Cannon search at Myer-Henderson Hall continues
Chris Bowen, an archaeologist with Versar, traveled to Joint Base Myer-Henderson Hall from Charlottesville, Va., where he is based, to assist Mackenzie Rohm, an Arlington-based archaeologist with Versar, in the archaeological dig on Summerall Field March 16. Contracted by Directorate of Environmental Management, the Joint Base Myer-Henderson Hall study began last fall and continued two weeks ago in hopes of locating a buried Civil War cannon.

Kim Holien, Joint Base Myer-Henderson Hall historian, met March 16 with three JBM-HH Directorate of Public Works employees, Dave Metzger, DPW contracting officers representative for ground, Kristie Lalire, JBM-HH Directorate of Environmental Management cultural resource program manager and Mackenzie Rohm and Chris Bowen, Versar Corporation archaeologists.

For Holien, the continuation of the DEM-sponsored archeological investigation on Summerall Field brought renewed hope of unearthing a buried Civil War cannon.

''Today I hope we find the pot of gold at the end of the rainbow," Holien said as he walked toward the ceremonial field that morning, carrying a Happy St. Patrick's Day sign, painted with the familiar good luck symbols.

Rohm and Bowen spent most of the day digging up one of four areas where a ground-penetrating radar had depicted anomalies under the ground during their initial study of Summerall Field in December 2010.

The archaeologist surveyed and dug a 30x30 inch test hole about 20 inches down. This was considered a very promising radar return on the GPS used to sweep Summerall Field to look for the possible presence of a Civil War cannon last December, Holien said.

''They located an underground locked drainage system about two feet down, but no cannon," said Holien.

''At this time no one knows when the drainage system was built."

''It was located just below the 69 caliber mini ball Civil War bullet they found while digging. It was a dropped bullet and had never been fired," he said.

Finding the bullet would indicate [the era] 1861 to 1865, Holien said.

''There was nothing there from 1861 to 1865 that we know about," Holien said.

''Prior to the Civil War, this area was a huge virgin Oak forest and everything was eventually clear-cut during the Civil War for the troop usage of large quantities of wood."

In 1981 or 1982 when he first started working at Fort Myer, he was assigned to a team to dig and build a cement staircase going from the swimming pool behind the Officers' Club down a steep slope and leading to a location where Bldg. 205 is now located, Metzger said.

''We came across three Civil War cannons in that area and were told there were about 100 Civil War cannon balls there, although I did not see them," Metzger said.

Holien said Metzger told him these artifacts were turned over to the 3rd U.S. Infantry museum.

''I spoke to the current and previous museum staff, who informed me no records were available from 1981 to 1982 to indicate if any cannons or cannon balls were located," Holien said.

''I also talked to Less Jensen at the West Point Museum - the first professional museum curator to come to the 3rd U.S. Infantry museum in 1987," said Holien.

''[Jensen] said records were sporadic.

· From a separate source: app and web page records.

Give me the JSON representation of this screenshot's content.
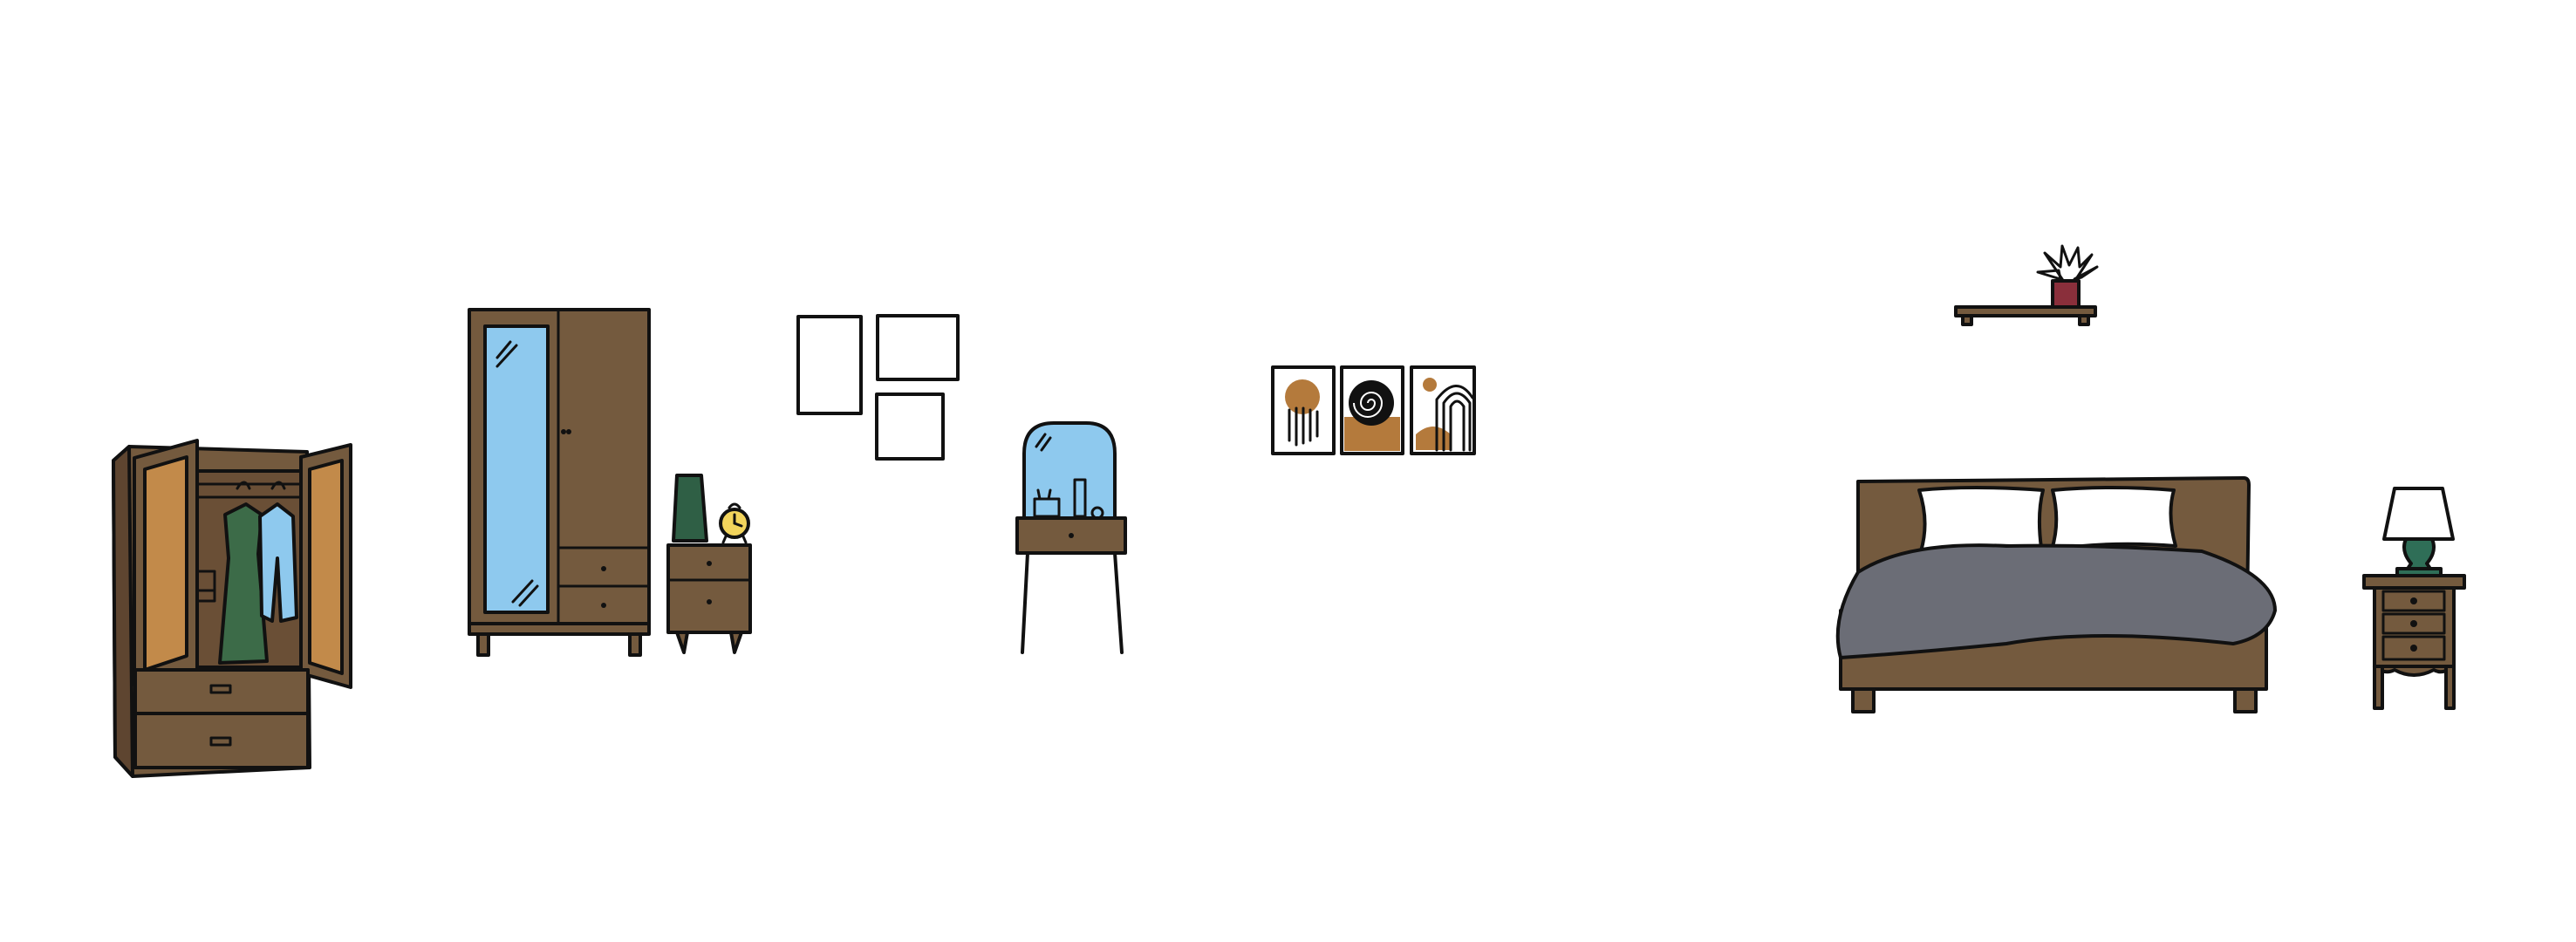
{
  "scene": {
    "background": "#ffffff",
    "items": [
      "open-wardrobe",
      "mirror-wardrobe",
      "nightstand-with-clock",
      "empty-frames",
      "vanity-table",
      "abstract-art-triptych",
      "wall-shelf-with-plant",
      "double-bed",
      "bedside-table-with-lamp"
    ]
  },
  "colors": {
    "wood": "#745a3e",
    "wood_dark": "#5e4530",
    "door_inner": "#c28a4a",
    "mirror": "#8ec9ee",
    "blanket": "#6b6d76",
    "pillow": "#ffffff",
    "dress_green": "#3c6b48",
    "shirt_blue": "#8ec9ee",
    "clock_yellow": "#f2d45c",
    "vase_green": "#2f5f45",
    "plant_pot": "#8a2f3b",
    "plant_leaf": "#3f7a52",
    "art_ochre": "#b47a3c",
    "drawer_tan": "#c9955a"
  }
}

The workers who had been here in 1981-82 were long gone, and there was no memory about cannons or cannon balls located here at Fort Myer."

''In 1970, 10 or 12 large 25 pound Shackle Civil War artillery shells were located where Fort Worth was on the west side of Alexandria, Va.," Holien said.

''These were dug up by the contractor developing the Fort Worth site near Alexandria Hospital. They were turned over to Fort Ward, which is a city park commemorating one of the Civil War forts surrounding Washington, D.C. Fort Ward sent them down to Fort Belvoir for disarmament and three of the shells were returned to Fort Ward for display purposes," he said.

This information shows us when Civil War artillery shells and cannon balls were located in the Washington metro area.

They routinely went down to the EON at Fort Belvoir, which was the headquarters of the Army engineers at that time. They would be disarmed or detonated, Holien said.

''After discussing everything with Daniel Hayes [geoarchaeologist from Charlottesville, Va.] and G. William Monaghan, [geoarchaeologist and interim director of Glenn A. Black Laboratory of Archaeology, Indiana University, Bloomington], co-owners of Hayes and Monaghan Geoarchaeologists, contracted with Versar, who did the initial ground-penetrating radar study at Summerall Field," Rohm said.

''We feel there might be a deviation or variable factors from the area we investigated there."

''Based on Monaghan and Hayes interpretation of the GPS survey, they don't think we hit the higher up anomaly," Rohm said.

There were four strong undetermined objects located at about 30 to 40 centimeters below ground discovered during the GPS survey, Rohm said.

''We never hit anything at that depth so it was interpreted as the drain being deeper in reality than depicted in the GPS."

Their report will give a detailed recommendation of what should be done in the future.

''Perhaps we can do another study next fall after the ceremonial season on Summerall Field," Rohm said.

Page last updated Fri July 22nd, 2011 at 12:16